The government also announced that all non-New Zealand citizens arriving into the country from 1 November must be fully vaccinated against COVID-19.
"Getting vaccinated is the most effective measure against the transmission of COVID-19, and the risk of serious illness or death," COVID-19 Response Minister Chris Hipkins said.
"To further reduce the possibility of the virus getting through our border, we are introducing the requirement for air travellers aged 17 and over, who are not New Zealand citizens, to be fully vaccinated to enter New Zealand.
"This is an important step in our Reconnecting New Zealand strategy."
Travellers will be required to declare their vaccination status, as well as presenting proof of vaccination or a relevant exemption to their airline and to Customs officers once they land, and will still be required to complete 14 days in Managed Isolation and Quarantine.
Travellers except those from exempt locations will still need to have evidence of a negative test result within 72 hours of their first scheduled international flight.
The requirement will not apply to New Zealand citizens, children under 17, and those who are unable to be vaccinated for medical reasons.
The moves comes as Air New Zealand introduced a 'No Jab, No Fly' COVID-19 policy for international travellers, which will take effect from February.
"Mandating vaccination on our international flights will give both customers and employees the peace of mind that everyone onboard meets the same health requirements as they do," chief executive Greg Foran said in a statement on Sunday.

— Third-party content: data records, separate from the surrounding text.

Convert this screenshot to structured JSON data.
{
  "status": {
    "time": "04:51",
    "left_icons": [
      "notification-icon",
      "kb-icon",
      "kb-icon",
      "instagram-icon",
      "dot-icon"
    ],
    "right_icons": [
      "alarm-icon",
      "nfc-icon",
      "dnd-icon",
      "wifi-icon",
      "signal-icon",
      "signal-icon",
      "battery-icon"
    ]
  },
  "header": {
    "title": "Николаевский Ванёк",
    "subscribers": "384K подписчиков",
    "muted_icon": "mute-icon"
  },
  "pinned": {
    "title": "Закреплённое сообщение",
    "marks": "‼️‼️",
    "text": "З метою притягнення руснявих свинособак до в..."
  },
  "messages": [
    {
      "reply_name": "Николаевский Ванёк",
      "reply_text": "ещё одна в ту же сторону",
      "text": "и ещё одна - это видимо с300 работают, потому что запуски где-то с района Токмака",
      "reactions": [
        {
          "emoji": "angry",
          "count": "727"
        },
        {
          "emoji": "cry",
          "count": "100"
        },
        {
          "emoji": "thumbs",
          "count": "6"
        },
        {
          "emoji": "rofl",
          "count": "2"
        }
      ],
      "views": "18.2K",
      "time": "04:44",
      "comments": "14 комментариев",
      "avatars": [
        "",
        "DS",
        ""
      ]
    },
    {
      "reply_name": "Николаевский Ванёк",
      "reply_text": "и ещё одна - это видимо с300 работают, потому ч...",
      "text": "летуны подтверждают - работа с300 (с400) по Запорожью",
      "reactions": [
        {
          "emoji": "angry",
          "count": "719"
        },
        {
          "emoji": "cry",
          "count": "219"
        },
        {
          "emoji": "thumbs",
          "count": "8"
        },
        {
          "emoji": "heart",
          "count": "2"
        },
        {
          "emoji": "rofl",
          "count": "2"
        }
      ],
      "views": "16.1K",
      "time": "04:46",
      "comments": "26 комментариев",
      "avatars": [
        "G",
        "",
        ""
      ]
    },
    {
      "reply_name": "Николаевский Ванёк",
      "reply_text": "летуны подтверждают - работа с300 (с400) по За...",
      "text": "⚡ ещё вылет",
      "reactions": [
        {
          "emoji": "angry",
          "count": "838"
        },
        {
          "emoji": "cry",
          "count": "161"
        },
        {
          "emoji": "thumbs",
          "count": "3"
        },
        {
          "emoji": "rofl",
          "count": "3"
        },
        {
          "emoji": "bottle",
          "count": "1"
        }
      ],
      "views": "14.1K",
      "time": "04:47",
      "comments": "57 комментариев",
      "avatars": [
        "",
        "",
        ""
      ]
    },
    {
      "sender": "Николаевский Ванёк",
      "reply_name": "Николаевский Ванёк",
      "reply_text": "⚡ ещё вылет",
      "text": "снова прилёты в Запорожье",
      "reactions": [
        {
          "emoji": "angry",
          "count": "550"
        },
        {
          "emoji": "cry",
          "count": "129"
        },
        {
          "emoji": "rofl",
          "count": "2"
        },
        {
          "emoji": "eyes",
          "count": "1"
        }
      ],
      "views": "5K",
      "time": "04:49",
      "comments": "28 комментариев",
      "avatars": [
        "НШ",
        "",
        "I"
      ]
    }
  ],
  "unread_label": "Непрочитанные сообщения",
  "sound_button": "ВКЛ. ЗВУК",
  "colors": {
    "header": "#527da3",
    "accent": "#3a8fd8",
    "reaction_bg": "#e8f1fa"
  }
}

Areas within the Waikato region will move to stricter restrictions for at least five days from tonight.
Prime Minister Jacinda Ardern urged New Zealanders to get vaccinated as soon as possible.
"Vaccination makes a difference. It keeps people safe. It also gives us choices," she said, adding it would be "highly unlikely" that restrictions would have been announced if the country's vaccination rate was higher.
"Instead, we would be able to rely on other tools, like contact tracing, and much lower level public health measures. But while we are still vaccinating, we have fewer choices in how we react."
About 78 per cent of NZ's eligible population has received their first vaccine dose, with 46 per cent fully vaccinated.